## INPUT DATA
_____
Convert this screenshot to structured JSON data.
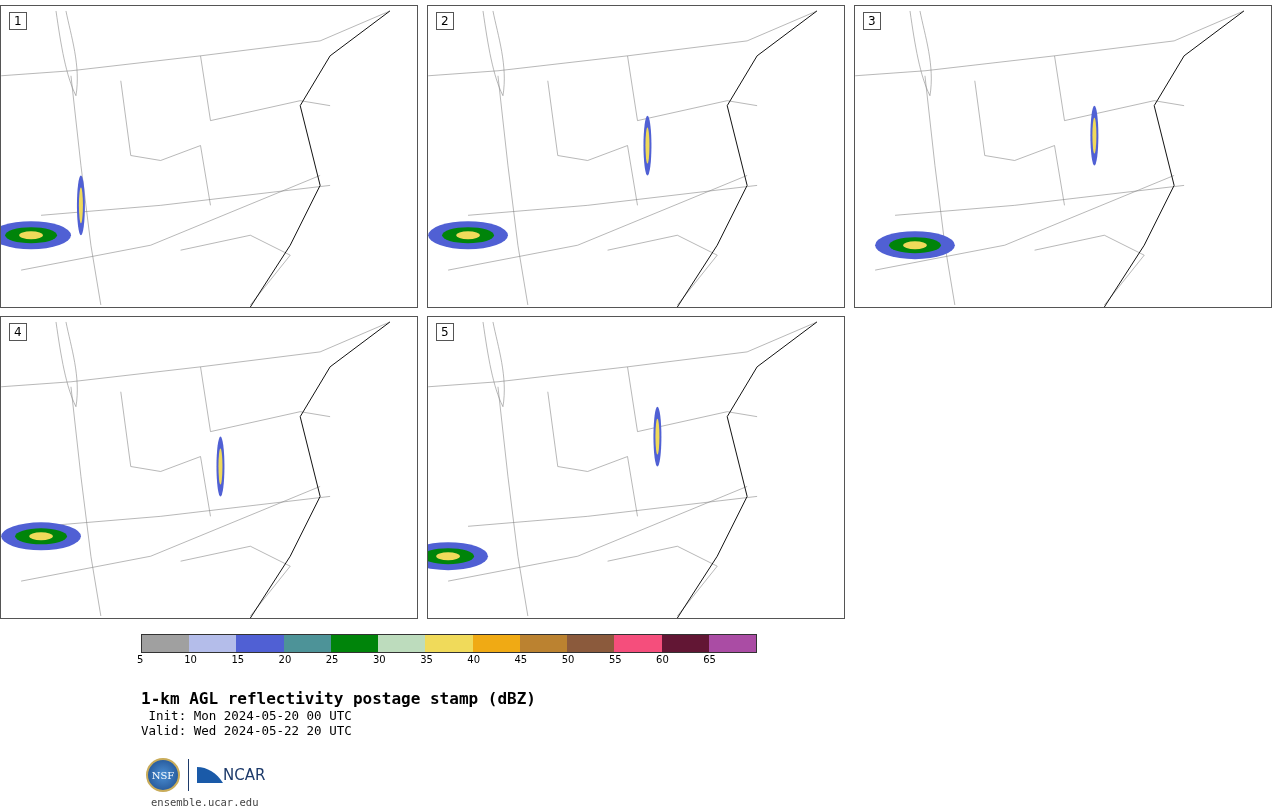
{
  "panels": [
    {
      "label": "1"
    },
    {
      "label": "2"
    },
    {
      "label": "3"
    },
    {
      "label": "4"
    },
    {
      "label": "5"
    }
  ],
  "colorbar": {
    "segments": [
      {
        "color": "#a0a0a0"
      },
      {
        "color": "#b4bdea"
      },
      {
        "color": "#5060d4"
      },
      {
        "color": "#4d9398"
      },
      {
        "color": "#00840a"
      },
      {
        "color": "#bddcbd"
      },
      {
        "color": "#f0da5a"
      },
      {
        "color": "#f0aa14"
      },
      {
        "color": "#bb8230"
      },
      {
        "color": "#8b5a3c"
      },
      {
        "color": "#f54e7c"
      },
      {
        "color": "#621634"
      },
      {
        "color": "#aa4ca4"
      }
    ],
    "ticks": [
      "5",
      "10",
      "15",
      "20",
      "25",
      "30",
      "35",
      "40",
      "45",
      "50",
      "55",
      "60",
      "65"
    ]
  },
  "title": "1-km AGL reflectivity postage stamp (dBZ)",
  "init": " Init: Mon 2024-05-20 00 UTC",
  "valid": "Valid: Wed 2024-05-22 20 UTC",
  "logo_text": "NCAR",
  "logo_nsf": "NSF",
  "footer": "ensemble.ucar.edu"
}
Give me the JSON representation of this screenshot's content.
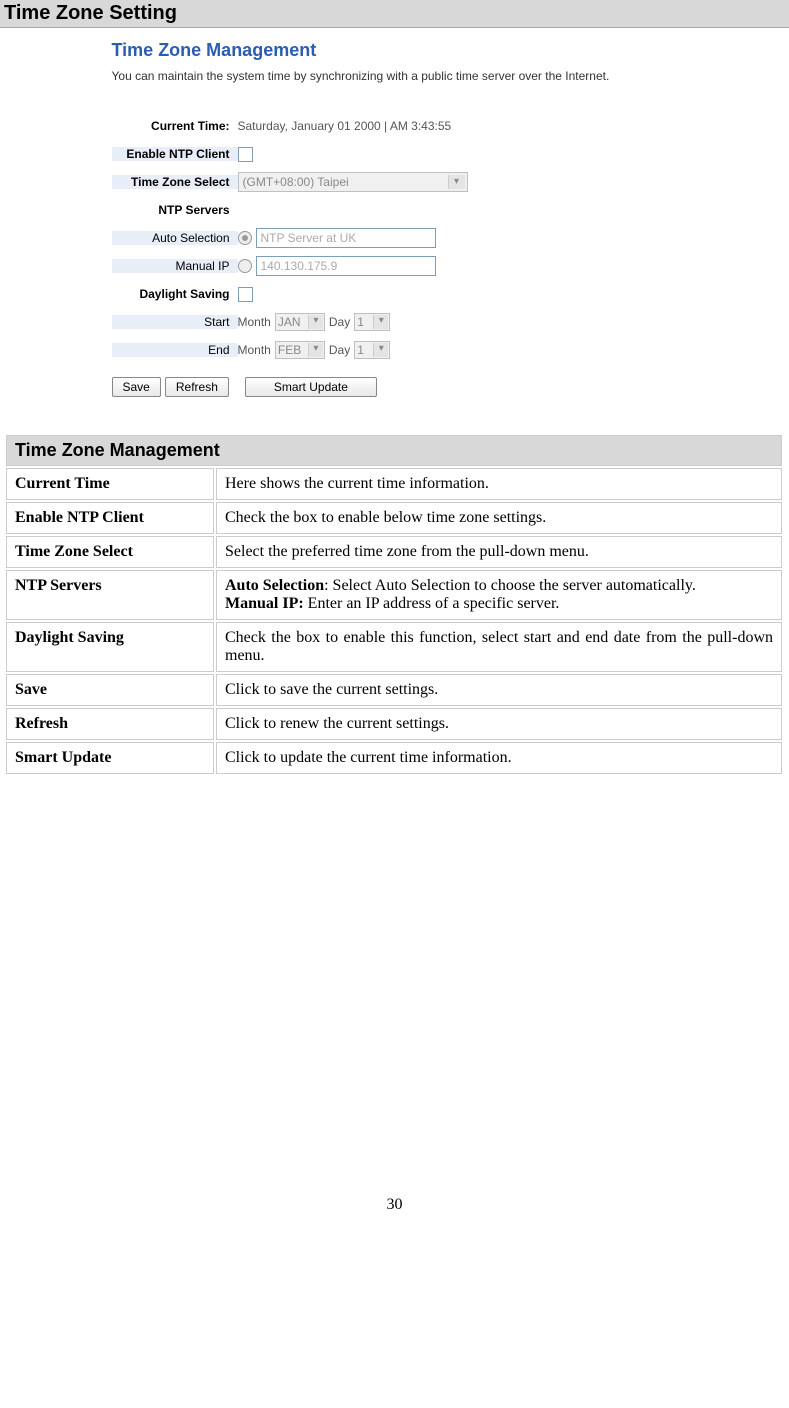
{
  "section": {
    "title": "Time Zone Setting"
  },
  "screenshot": {
    "title": "Time Zone Management",
    "desc": "You can maintain the system time by synchronizing with a public time server over the Internet.",
    "current_time_label": "Current Time:",
    "current_time_value": "Saturday, January 01 2000 | AM 3:43:55",
    "enable_ntp_label": "Enable NTP Client",
    "tz_select_label": "Time Zone Select",
    "tz_select_value": "(GMT+08:00) Taipei",
    "ntp_servers_label": "NTP Servers",
    "auto_sel_label": "Auto Selection",
    "auto_sel_value": "NTP Server at UK",
    "manual_ip_label": "Manual IP",
    "manual_ip_value": "140.130.175.9",
    "daylight_label": "Daylight Saving",
    "start_label": "Start",
    "end_label": "End",
    "month_text": "Month",
    "day_text": "Day",
    "start_month": "JAN",
    "start_day": "1",
    "end_month": "FEB",
    "end_day": "1",
    "btn_save": "Save",
    "btn_refresh": "Refresh",
    "btn_smart": "Smart Update"
  },
  "table": {
    "header": "Time Zone Management",
    "rows": [
      {
        "k": "Current Time",
        "v_plain": "Here shows the current time information."
      },
      {
        "k": "Enable NTP Client",
        "v_plain": "Check the box to enable below time zone settings."
      },
      {
        "k": "Time Zone Select",
        "v_plain": "Select the preferred time zone from the pull-down menu."
      },
      {
        "k": "NTP Servers",
        "b1": "Auto Selection",
        "t1": ": Select Auto Selection to choose the server automatically.",
        "b2": "Manual IP:",
        "t2": " Enter an IP address of a specific server."
      },
      {
        "k": "Daylight Saving",
        "v_plain": "Check the box to enable this function, select start and end date from the pull-down menu."
      },
      {
        "k": "Save",
        "v_plain": "Click to save the current settings."
      },
      {
        "k": "Refresh",
        "v_plain": "Click to renew the current settings."
      },
      {
        "k": "Smart Update",
        "v_plain": "Click to update the current time information."
      }
    ]
  },
  "page_number": "30"
}
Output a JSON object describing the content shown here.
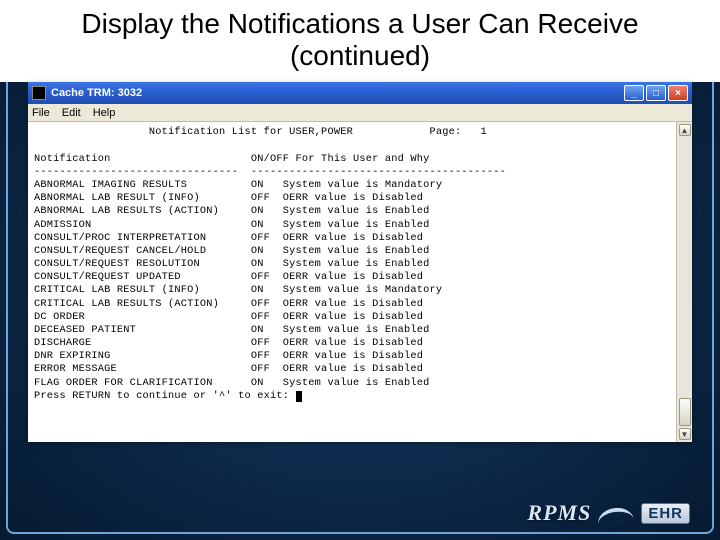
{
  "slide": {
    "title": "Display the Notifications a User Can Receive (continued)"
  },
  "window": {
    "title": "Cache TRM: 3032",
    "menus": [
      "File",
      "Edit",
      "Help"
    ]
  },
  "terminal": {
    "header_line": "Notification List for USER,POWER",
    "page_label": "Page:",
    "page_num": "1",
    "col1": "Notification",
    "col2": "ON/OFF For This User and Why",
    "rows": [
      {
        "name": "ABNORMAL IMAGING RESULTS",
        "state": "ON",
        "why": "System value is Mandatory"
      },
      {
        "name": "ABNORMAL LAB RESULT (INFO)",
        "state": "OFF",
        "why": "OERR value is Disabled"
      },
      {
        "name": "ABNORMAL LAB RESULTS (ACTION)",
        "state": "ON",
        "why": "System value is Enabled"
      },
      {
        "name": "ADMISSION",
        "state": "ON",
        "why": "System value is Enabled"
      },
      {
        "name": "CONSULT/PROC INTERPRETATION",
        "state": "OFF",
        "why": "OERR value is Disabled"
      },
      {
        "name": "CONSULT/REQUEST CANCEL/HOLD",
        "state": "ON",
        "why": "System value is Enabled"
      },
      {
        "name": "CONSULT/REQUEST RESOLUTION",
        "state": "ON",
        "why": "System value is Enabled"
      },
      {
        "name": "CONSULT/REQUEST UPDATED",
        "state": "OFF",
        "why": "OERR value is Disabled"
      },
      {
        "name": "CRITICAL LAB RESULT (INFO)",
        "state": "ON",
        "why": "System value is Mandatory"
      },
      {
        "name": "CRITICAL LAB RESULTS (ACTION)",
        "state": "OFF",
        "why": "OERR value is Disabled"
      },
      {
        "name": "DC ORDER",
        "state": "OFF",
        "why": "OERR value is Disabled"
      },
      {
        "name": "DECEASED PATIENT",
        "state": "ON",
        "why": "System value is Enabled"
      },
      {
        "name": "DISCHARGE",
        "state": "OFF",
        "why": "OERR value is Disabled"
      },
      {
        "name": "DNR EXPIRING",
        "state": "OFF",
        "why": "OERR value is Disabled"
      },
      {
        "name": "ERROR MESSAGE",
        "state": "OFF",
        "why": "OERR value is Disabled"
      },
      {
        "name": "FLAG ORDER FOR CLARIFICATION",
        "state": "ON",
        "why": "System value is Enabled"
      }
    ],
    "prompt": "Press RETURN to continue or '^' to exit: "
  },
  "footer": {
    "rpms": "RPMS",
    "ehr": "EHR"
  }
}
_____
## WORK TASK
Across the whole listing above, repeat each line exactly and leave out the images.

## RESULT BELOW
Convert this screenshot to structured JSON data.
{
  "panels": [
    {
      "label": "1"
    },
    {
      "label": "2"
    },
    {
      "label": "3"
    },
    {
      "label": "4"
    },
    {
      "label": "5"
    }
  ],
  "colorbar": {
    "segments": [
      {
        "color": "#a0a0a0"
      },
      {
        "color": "#b4bdea"
      },
      {
        "color": "#5060d4"
      },
      {
        "color": "#4d9398"
      },
      {
        "color": "#00840a"
      },
      {
        "color": "#bddcbd"
      },
      {
        "color": "#f0da5a"
      },
      {
        "color": "#f0aa14"
      },
      {
        "color": "#bb8230"
      },
      {
        "color": "#8b5a3c"
      },
      {
        "color": "#f54e7c"
      },
      {
        "color": "#621634"
      },
      {
        "color": "#aa4ca4"
      }
    ],
    "ticks": [
      "5",
      "10",
      "15",
      "20",
      "25",
      "30",
      "35",
      "40",
      "45",
      "50",
      "55",
      "60",
      "65"
    ]
  },
  "title": "1-km AGL reflectivity postage stamp (dBZ)",
  "init": " Init: Mon 2024-05-20 00 UTC",
  "valid": "Valid: Wed 2024-05-22 20 UTC",
  "logo_text": "NCAR",
  "logo_nsf": "NSF",
  "footer": "ensemble.ucar.edu"
}
Give me the JSON representation of this screenshot's content.
{
  "section": {
    "title": "Time Zone Setting"
  },
  "screenshot": {
    "title": "Time Zone Management",
    "desc": "You can maintain the system time by synchronizing with a public time server over the Internet.",
    "current_time_label": "Current Time:",
    "current_time_value": "Saturday, January 01 2000 | AM 3:43:55",
    "enable_ntp_label": "Enable NTP Client",
    "tz_select_label": "Time Zone Select",
    "tz_select_value": "(GMT+08:00) Taipei",
    "ntp_servers_label": "NTP Servers",
    "auto_sel_label": "Auto Selection",
    "auto_sel_value": "NTP Server at UK",
    "manual_ip_label": "Manual IP",
    "manual_ip_value": "140.130.175.9",
    "daylight_label": "Daylight Saving",
    "start_label": "Start",
    "end_label": "End",
    "month_text": "Month",
    "day_text": "Day",
    "start_month": "JAN",
    "start_day": "1",
    "end_month": "FEB",
    "end_day": "1",
    "btn_save": "Save",
    "btn_refresh": "Refresh",
    "btn_smart": "Smart Update"
  },
  "table": {
    "header": "Time Zone Management",
    "rows": [
      {
        "k": "Current Time",
        "v_plain": "Here shows the current time information."
      },
      {
        "k": "Enable NTP Client",
        "v_plain": "Check the box to enable below time zone settings."
      },
      {
        "k": "Time Zone Select",
        "v_plain": "Select the preferred time zone from the pull-down menu."
      },
      {
        "k": "NTP Servers",
        "b1": "Auto Selection",
        "t1": ": Select Auto Selection to choose the server automatically.",
        "b2": "Manual IP:",
        "t2": " Enter an IP address of a specific server."
      },
      {
        "k": "Daylight Saving",
        "v_plain": "Check the box to enable this function, select start and end date from the pull-down menu."
      },
      {
        "k": "Save",
        "v_plain": "Click to save the current settings."
      },
      {
        "k": "Refresh",
        "v_plain": "Click to renew the current settings."
      },
      {
        "k": "Smart Update",
        "v_plain": "Click to update the current time information."
      }
    ]
  },
  "page_number": "30"
}
Output a JSON object describing the content shown here.
{
  "slide": {
    "title": "Display the Notifications a User Can Receive (continued)"
  },
  "window": {
    "title": "Cache TRM: 3032",
    "menus": [
      "File",
      "Edit",
      "Help"
    ]
  },
  "terminal": {
    "header_line": "Notification List for USER,POWER",
    "page_label": "Page:",
    "page_num": "1",
    "col1": "Notification",
    "col2": "ON/OFF For This User and Why",
    "rows": [
      {
        "name": "ABNORMAL IMAGING RESULTS",
        "state": "ON",
        "why": "System value is Mandatory"
      },
      {
        "name": "ABNORMAL LAB RESULT (INFO)",
        "state": "OFF",
        "why": "OERR value is Disabled"
      },
      {
        "name": "ABNORMAL LAB RESULTS (ACTION)",
        "state": "ON",
        "why": "System value is Enabled"
      },
      {
        "name": "ADMISSION",
        "state": "ON",
        "why": "System value is Enabled"
      },
      {
        "name": "CONSULT/PROC INTERPRETATION",
        "state": "OFF",
        "why": "OERR value is Disabled"
      },
      {
        "name": "CONSULT/REQUEST CANCEL/HOLD",
        "state": "ON",
        "why": "System value is Enabled"
      },
      {
        "name": "CONSULT/REQUEST RESOLUTION",
        "state": "ON",
        "why": "System value is Enabled"
      },
      {
        "name": "CONSULT/REQUEST UPDATED",
        "state": "OFF",
        "why": "OERR value is Disabled"
      },
      {
        "name": "CRITICAL LAB RESULT (INFO)",
        "state": "ON",
        "why": "System value is Mandatory"
      },
      {
        "name": "CRITICAL LAB RESULTS (ACTION)",
        "state": "OFF",
        "why": "OERR value is Disabled"
      },
      {
        "name": "DC ORDER",
        "state": "OFF",
        "why": "OERR value is Disabled"
      },
      {
        "name": "DECEASED PATIENT",
        "state": "ON",
        "why": "System value is Enabled"
      },
      {
        "name": "DISCHARGE",
        "state": "OFF",
        "why": "OERR value is Disabled"
      },
      {
        "name": "DNR EXPIRING",
        "state": "OFF",
        "why": "OERR value is Disabled"
      },
      {
        "name": "ERROR MESSAGE",
        "state": "OFF",
        "why": "OERR value is Disabled"
      },
      {
        "name": "FLAG ORDER FOR CLARIFICATION",
        "state": "ON",
        "why": "System value is Enabled"
      }
    ],
    "prompt": "Press RETURN to continue or '^' to exit: "
  },
  "footer": {
    "rpms": "RPMS",
    "ehr": "EHR"
  }
}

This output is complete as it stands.